#### [The data]
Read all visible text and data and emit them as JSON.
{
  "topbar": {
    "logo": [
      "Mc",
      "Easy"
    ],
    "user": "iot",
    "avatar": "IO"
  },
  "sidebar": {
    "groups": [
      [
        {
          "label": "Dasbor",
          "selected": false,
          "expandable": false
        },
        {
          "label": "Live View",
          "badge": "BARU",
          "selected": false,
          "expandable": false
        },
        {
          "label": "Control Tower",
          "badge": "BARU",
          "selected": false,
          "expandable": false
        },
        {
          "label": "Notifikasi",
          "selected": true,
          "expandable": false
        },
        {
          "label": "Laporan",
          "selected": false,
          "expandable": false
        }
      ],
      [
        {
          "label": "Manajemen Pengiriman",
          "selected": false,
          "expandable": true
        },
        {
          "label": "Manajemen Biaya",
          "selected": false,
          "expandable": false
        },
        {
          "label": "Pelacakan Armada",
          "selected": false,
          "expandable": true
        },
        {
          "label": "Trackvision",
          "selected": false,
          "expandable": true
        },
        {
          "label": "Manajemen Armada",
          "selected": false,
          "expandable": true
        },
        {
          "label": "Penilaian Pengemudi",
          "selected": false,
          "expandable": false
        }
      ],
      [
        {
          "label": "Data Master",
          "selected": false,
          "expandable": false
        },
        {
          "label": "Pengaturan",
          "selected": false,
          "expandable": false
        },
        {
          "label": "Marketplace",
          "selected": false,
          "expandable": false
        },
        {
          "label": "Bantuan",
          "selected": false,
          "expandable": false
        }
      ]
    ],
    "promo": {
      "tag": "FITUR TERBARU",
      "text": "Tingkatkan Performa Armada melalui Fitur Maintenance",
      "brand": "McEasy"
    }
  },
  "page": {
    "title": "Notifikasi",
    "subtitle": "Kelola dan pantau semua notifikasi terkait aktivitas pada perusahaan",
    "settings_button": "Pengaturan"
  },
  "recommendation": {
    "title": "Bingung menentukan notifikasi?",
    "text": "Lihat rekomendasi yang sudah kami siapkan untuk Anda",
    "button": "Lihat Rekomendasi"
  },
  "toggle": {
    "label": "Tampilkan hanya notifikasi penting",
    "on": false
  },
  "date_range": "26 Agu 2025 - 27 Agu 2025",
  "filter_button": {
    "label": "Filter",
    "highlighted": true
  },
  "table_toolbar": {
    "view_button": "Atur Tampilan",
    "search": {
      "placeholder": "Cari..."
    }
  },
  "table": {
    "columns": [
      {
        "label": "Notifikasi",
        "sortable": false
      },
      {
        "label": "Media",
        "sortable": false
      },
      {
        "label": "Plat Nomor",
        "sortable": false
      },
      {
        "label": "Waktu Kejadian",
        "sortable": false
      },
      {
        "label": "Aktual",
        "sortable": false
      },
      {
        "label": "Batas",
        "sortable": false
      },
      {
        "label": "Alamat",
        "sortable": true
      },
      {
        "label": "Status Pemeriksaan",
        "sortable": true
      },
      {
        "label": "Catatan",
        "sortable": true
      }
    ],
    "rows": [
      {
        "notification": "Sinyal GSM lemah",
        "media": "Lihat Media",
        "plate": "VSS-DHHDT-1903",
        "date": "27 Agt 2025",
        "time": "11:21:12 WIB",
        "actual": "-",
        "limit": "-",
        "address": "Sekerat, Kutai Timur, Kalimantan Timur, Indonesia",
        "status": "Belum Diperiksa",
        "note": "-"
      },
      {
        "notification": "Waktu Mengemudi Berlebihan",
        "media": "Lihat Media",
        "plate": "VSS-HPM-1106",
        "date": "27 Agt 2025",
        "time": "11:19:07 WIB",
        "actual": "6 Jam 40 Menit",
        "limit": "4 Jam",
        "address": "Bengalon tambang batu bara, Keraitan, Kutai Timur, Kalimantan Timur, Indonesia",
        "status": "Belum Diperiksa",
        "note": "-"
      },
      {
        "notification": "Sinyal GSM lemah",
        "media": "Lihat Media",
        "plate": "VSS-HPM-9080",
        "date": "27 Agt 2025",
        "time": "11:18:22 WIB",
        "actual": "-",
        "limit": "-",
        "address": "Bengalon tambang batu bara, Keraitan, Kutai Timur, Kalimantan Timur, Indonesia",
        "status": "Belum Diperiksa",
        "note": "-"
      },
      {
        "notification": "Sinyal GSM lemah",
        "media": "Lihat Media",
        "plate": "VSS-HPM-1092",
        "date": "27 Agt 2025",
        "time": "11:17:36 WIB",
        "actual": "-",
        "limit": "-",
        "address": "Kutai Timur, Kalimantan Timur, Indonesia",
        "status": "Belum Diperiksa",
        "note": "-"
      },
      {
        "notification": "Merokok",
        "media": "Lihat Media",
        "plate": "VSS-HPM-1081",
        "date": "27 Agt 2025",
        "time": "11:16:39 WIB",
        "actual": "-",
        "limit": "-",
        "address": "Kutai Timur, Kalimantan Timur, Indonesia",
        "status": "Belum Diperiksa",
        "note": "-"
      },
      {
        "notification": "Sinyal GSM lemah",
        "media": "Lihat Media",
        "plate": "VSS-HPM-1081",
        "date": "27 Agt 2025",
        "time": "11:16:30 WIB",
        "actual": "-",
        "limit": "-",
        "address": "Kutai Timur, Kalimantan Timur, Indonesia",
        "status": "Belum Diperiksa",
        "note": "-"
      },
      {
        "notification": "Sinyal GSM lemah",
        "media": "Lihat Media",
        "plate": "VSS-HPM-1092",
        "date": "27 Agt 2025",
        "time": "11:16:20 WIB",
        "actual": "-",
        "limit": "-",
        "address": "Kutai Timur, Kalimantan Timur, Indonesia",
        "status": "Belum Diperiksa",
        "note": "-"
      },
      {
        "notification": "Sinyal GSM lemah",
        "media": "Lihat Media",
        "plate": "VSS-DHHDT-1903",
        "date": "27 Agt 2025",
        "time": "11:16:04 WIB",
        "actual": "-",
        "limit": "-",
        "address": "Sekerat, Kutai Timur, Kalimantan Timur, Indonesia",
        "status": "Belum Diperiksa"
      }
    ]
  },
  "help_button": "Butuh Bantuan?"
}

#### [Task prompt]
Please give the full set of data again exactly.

#### [Solution below]
Read all visible text and data and emit them as JSON.
{
  "topbar": {
    "logo": [
      "Mc",
      "Easy"
    ],
    "user": "iot",
    "avatar": "IO"
  },
  "sidebar": {
    "groups": [
      [
        {
          "label": "Dasbor",
          "selected": false,
          "expandable": false
        },
        {
          "label": "Live View",
          "badge": "BARU",
          "selected": false,
          "expandable": false
        },
        {
          "label": "Control Tower",
          "badge": "BARU",
          "selected": false,
          "expandable": false
        },
        {
          "label": "Notifikasi",
          "selected": true,
          "expandable": false
        },
        {
          "label": "Laporan",
          "selected": false,
          "expandable": false
        }
      ],
      [
        {
          "label": "Manajemen Pengiriman",
          "selected": false,
          "expandable": true
        },
        {
          "label": "Manajemen Biaya",
          "selected": false,
          "expandable": false
        },
        {
          "label": "Pelacakan Armada",
          "selected": false,
          "expandable": true
        },
        {
          "label": "Trackvision",
          "selected": false,
          "expandable": true
        },
        {
          "label": "Manajemen Armada",
          "selected": false,
          "expandable": true
        },
        {
          "label": "Penilaian Pengemudi",
          "selected": false,
          "expandable": false
        }
      ],
      [
        {
          "label": "Data Master",
          "selected": false,
          "expandable": false
        },
        {
          "label": "Pengaturan",
          "selected": false,
          "expandable": false
        },
        {
          "label": "Marketplace",
          "selected": false,
          "expandable": false
        },
        {
          "label": "Bantuan",
          "selected": false,
          "expandable": false
        }
      ]
    ],
    "promo": {
      "tag": "FITUR TERBARU",
      "text": "Tingkatkan Performa Armada melalui Fitur Maintenance",
      "brand": "McEasy"
    }
  },
  "page": {
    "title": "Notifikasi",
    "subtitle": "Kelola dan pantau semua notifikasi terkait aktivitas pada perusahaan",
    "settings_button": "Pengaturan"
  },
  "recommendation": {
    "title": "Bingung menentukan notifikasi?",
    "text": "Lihat rekomendasi yang sudah kami siapkan untuk Anda",
    "button": "Lihat Rekomendasi"
  },
  "toggle": {
    "label": "Tampilkan hanya notifikasi penting",
    "on": false
  },
  "date_range": "26 Agu 2025 - 27 Agu 2025",
  "filter_button": {
    "label": "Filter",
    "highlighted": true
  },
  "table_toolbar": {
    "view_button": "Atur Tampilan",
    "search": {
      "placeholder": "Cari..."
    }
  },
  "table": {
    "columns": [
      {
        "label": "Notifikasi",
        "sortable": false
      },
      {
        "label": "Media",
        "sortable": false
      },
      {
        "label": "Plat Nomor",
        "sortable": false
      },
      {
        "label": "Waktu Kejadian",
        "sortable": false
      },
      {
        "label": "Aktual",
        "sortable": false
      },
      {
        "label": "Batas",
        "sortable": false
      },
      {
        "label": "Alamat",
        "sortable": true
      },
      {
        "label": "Status Pemeriksaan",
        "sortable": true
      },
      {
        "label": "Catatan",
        "sortable": true
      }
    ],
    "rows": [
      {
        "notification": "Sinyal GSM lemah",
        "media": "Lihat Media",
        "plate": "VSS-DHHDT-1903",
        "date": "27 Agt 2025",
        "time": "11:21:12 WIB",
        "actual": "-",
        "limit": "-",
        "address": "Sekerat, Kutai Timur, Kalimantan Timur, Indonesia",
        "status": "Belum Diperiksa",
        "note": "-"
      },
      {
        "notification": "Waktu Mengemudi Berlebihan",
        "media": "Lihat Media",
        "plate": "VSS-HPM-1106",
        "date": "27 Agt 2025",
        "time": "11:19:07 WIB",
        "actual": "6 Jam 40 Menit",
        "limit": "4 Jam",
        "address": "Bengalon tambang batu bara, Keraitan, Kutai Timur, Kalimantan Timur, Indonesia",
        "status": "Belum Diperiksa",
        "note": "-"
      },
      {
        "notification": "Sinyal GSM lemah",
        "media": "Lihat Media",
        "plate": "VSS-HPM-9080",
        "date": "27 Agt 2025",
        "time": "11:18:22 WIB",
        "actual": "-",
        "limit": "-",
        "address": "Bengalon tambang batu bara, Keraitan, Kutai Timur, Kalimantan Timur, Indonesia",
        "status": "Belum Diperiksa",
        "note": "-"
      },
      {
        "notification": "Sinyal GSM lemah",
        "media": "Lihat Media",
        "plate": "VSS-HPM-1092",
        "date": "27 Agt 2025",
        "time": "11:17:36 WIB",
        "actual": "-",
        "limit": "-",
        "address": "Kutai Timur, Kalimantan Timur, Indonesia",
        "status": "Belum Diperiksa",
        "note": "-"
      },
      {
        "notification": "Merokok",
        "media": "Lihat Media",
        "plate": "VSS-HPM-1081",
        "date": "27 Agt 2025",
        "time": "11:16:39 WIB",
        "actual": "-",
        "limit": "-",
        "address": "Kutai Timur, Kalimantan Timur, Indonesia",
        "status": "Belum Diperiksa",
        "note": "-"
      },
      {
        "notification": "Sinyal GSM lemah",
        "media": "Lihat Media",
        "plate": "VSS-HPM-1081",
        "date": "27 Agt 2025",
        "time": "11:16:30 WIB",
        "actual": "-",
        "limit": "-",
        "address": "Kutai Timur, Kalimantan Timur, Indonesia",
        "status": "Belum Diperiksa",
        "note": "-"
      },
      {
        "notification": "Sinyal GSM lemah",
        "media": "Lihat Media",
        "plate": "VSS-HPM-1092",
        "date": "27 Agt 2025",
        "time": "11:16:20 WIB",
        "actual": "-",
        "limit": "-",
        "address": "Kutai Timur, Kalimantan Timur, Indonesia",
        "status": "Belum Diperiksa",
        "note": "-"
      },
      {
        "notification": "Sinyal GSM lemah",
        "media": "Lihat Media",
        "plate": "VSS-DHHDT-1903",
        "date": "27 Agt 2025",
        "time": "11:16:04 WIB",
        "actual": "-",
        "limit": "-",
        "address": "Sekerat, Kutai Timur, Kalimantan Timur, Indonesia",
        "status": "Belum Diperiksa"
      }
    ]
  },
  "help_button": "Butuh Bantuan?"
}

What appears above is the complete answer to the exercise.